> Action item: Produce an exact copy of all the data below, dropping every image.
------------------------
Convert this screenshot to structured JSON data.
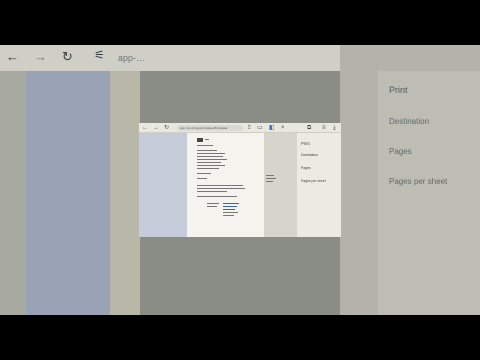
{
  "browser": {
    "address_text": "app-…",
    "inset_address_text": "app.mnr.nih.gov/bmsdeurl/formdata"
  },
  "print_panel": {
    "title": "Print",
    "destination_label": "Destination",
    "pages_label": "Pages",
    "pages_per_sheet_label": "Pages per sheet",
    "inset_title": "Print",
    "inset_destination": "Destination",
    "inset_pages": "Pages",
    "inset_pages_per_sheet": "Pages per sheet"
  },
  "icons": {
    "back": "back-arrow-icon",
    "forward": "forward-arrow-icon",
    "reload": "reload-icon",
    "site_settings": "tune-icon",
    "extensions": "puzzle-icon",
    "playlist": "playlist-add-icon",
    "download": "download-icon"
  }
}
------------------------
> Response area:
Convert this screenshot to structured JSON data.
{
  "browser": {
    "address_text": "app-…",
    "inset_address_text": "app.mnr.nih.gov/bmsdeurl/formdata"
  },
  "print_panel": {
    "title": "Print",
    "destination_label": "Destination",
    "pages_label": "Pages",
    "pages_per_sheet_label": "Pages per sheet",
    "inset_title": "Print",
    "inset_destination": "Destination",
    "inset_pages": "Pages",
    "inset_pages_per_sheet": "Pages per sheet"
  },
  "icons": {
    "back": "back-arrow-icon",
    "forward": "forward-arrow-icon",
    "reload": "reload-icon",
    "site_settings": "tune-icon",
    "extensions": "puzzle-icon",
    "playlist": "playlist-add-icon",
    "download": "download-icon"
  }
}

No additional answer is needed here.